The action governments took was direct and uncomplicated: ozone-depleting chemicals would be banned. The Montreal Protocol came into force in 1989, and within seven years use of the most dangerous substances had been more or less eliminated. Every member of the United Nations has ratified the treaty.
This was despite a sustained campaign of lobbying and denial by the chemicals industry – led by Dupont – which bears strong similarities to the campaign by fossil fuel companies to prevent action on climate change.
The Montreal Protocol is one of those victories that allows us to forget. We are not wired to recognise an absence; we don’t spend our days celebrating the eradication of smallpox, or the fact that diphtheria no longer ravages our cities.
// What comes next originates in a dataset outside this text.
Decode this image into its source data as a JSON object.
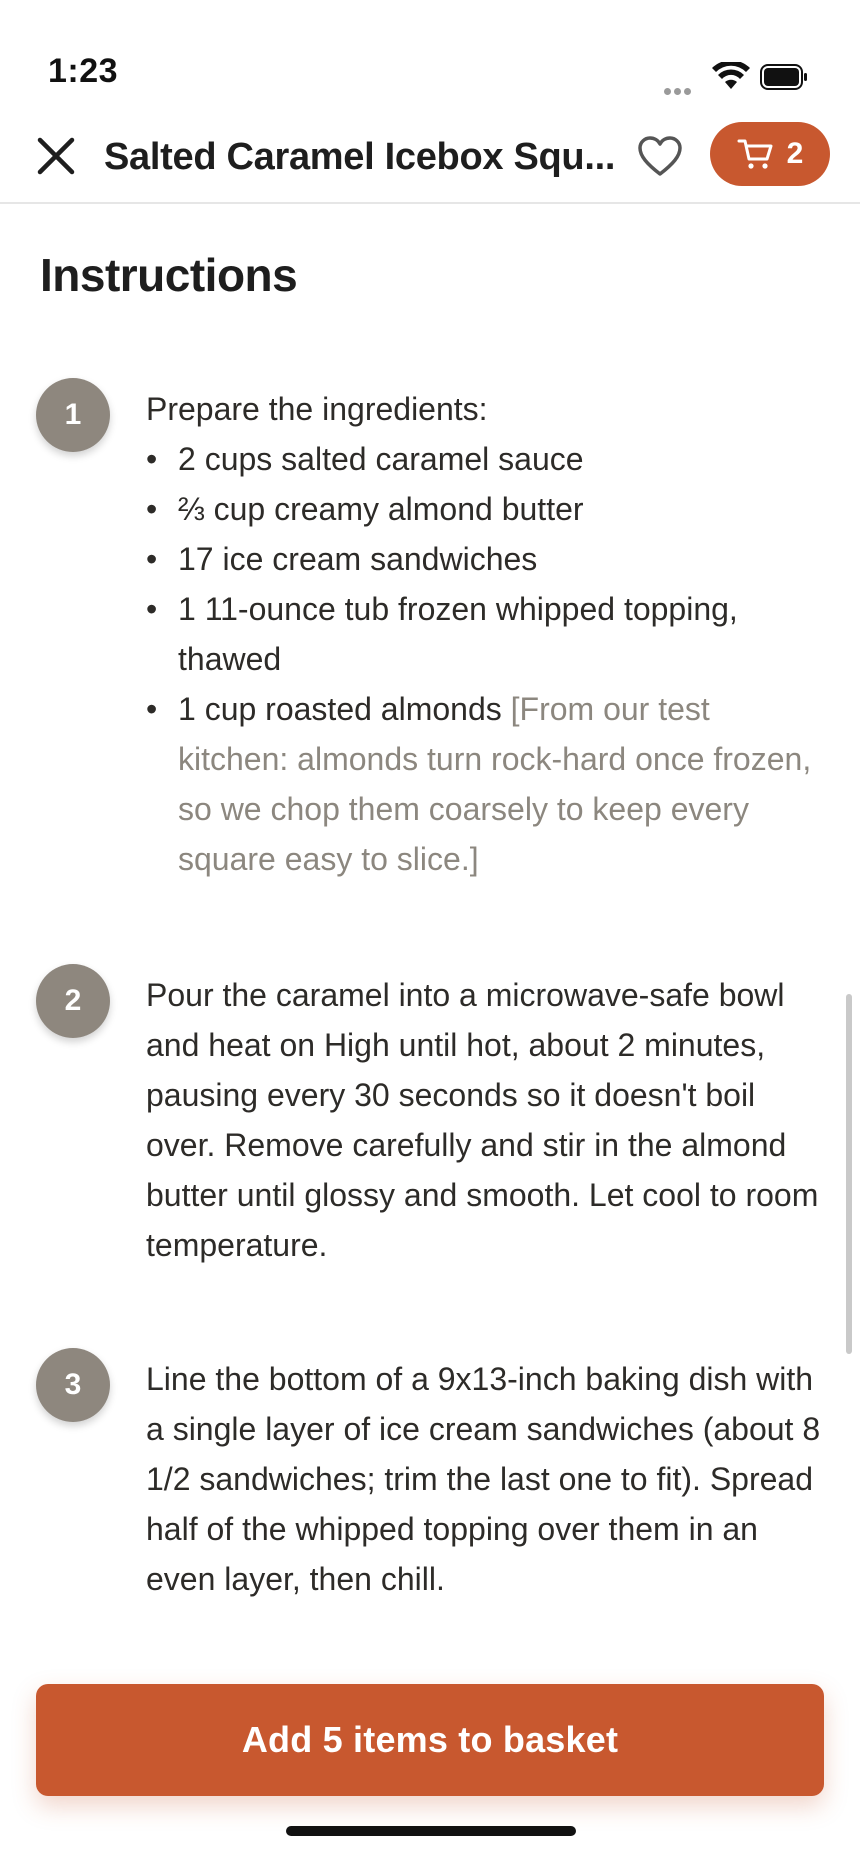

But were the protocol not in force, scarcely a day would pass when the problem did not impinge on our consciousness. The UN maintains that the protocol
“will have prevented 2 million cases of skin cancer annually by 2030″.
There are still issues to resolve. Earlier this year, scientists detected four new ozone-depleting chemicals in the atmosphere, which are likely to be either industrial feedstocks or black market products. There will always be cheats and freeloaders, but the treaty can keep evolving to address new threats.
The Montreal Protocol has famously done more to prevent global warming (which was not its purpose) than the Kyoto Protocol, which was designed to prevent it. This is because some of the chemicals the ozone treaty bans are also powerful greenhouse gases.
So what’s the difference? Why is the Montreal Protocol effective while the Kyoto Protocol and subsequent efforts to prevent climate breakdown are not?
Part of the answer must be that the fossil fuel industry is much bigger than the halogenated hydrocarbon industry, and its lobbying power much greater. Retiring fossil fuel is technically just as feasible as replacing ozone-depleting chemicals, given the wide range of technologies for generating useful energy, but politically much tougher.
But I don’t think that’s the only factor. When the Montreal Protocol was negotiated, during the mid-1980s, the notion that governments could intervene in the market was under sustained assault, but not yet conquered. Even Margaret Thatcher, while speaking the language of market fundamentalism, was dirigiste by comparison to her successors: enough at any rate to be a staunch supporter of the Montreal Protocol. It is almost impossible to imagine David Cameron championing such a measure. For that matter, given the current state of Congress, it’s more or less impossible to see Barack Obama doing it either.
By the mid-1990s, the doctrine of market fundamentalism – also known as neoliberalism – had almost all governments by the throat. Any politicians who tried to protect the weak from the powerful or the natural world from industrial destruction were punished by the corporate media or the markets.
This extreme political doctrine – that governments must cease to govern – has made direct, uncomplicated action almost unthinkable. Just as the extent of humankind’s greatest crisis – climate breakdown – became clear, governments willing to address it were everywhere being disciplined or purged.
Since then, this doctrine has caused financial crises and economic collapse, the destruction of livelihoods, mountainous debt, insecurity and the devastation of the living planet. It has, as Thomas Piketty demonstrates, replaced enterprise with patrimonial capitalism: neoliberal economies rapidly become dominated by rent and inherited wealth, in which social mobility stalls. But despite these evident failures, despite the fact that the claims of market fundamentalism have been disproven as dramatically as those of state communism, somehow this zombie ideology staggers on. Were the ozone hole to have been discovered today, governments would have announced talks about talks about talks, and we would still be discussing whether something should be done as our skin turned to crackling.
Tackling any environmental crisis, especially climate breakdown, requires a resumption of political courage: the courage just to open the sodding gate.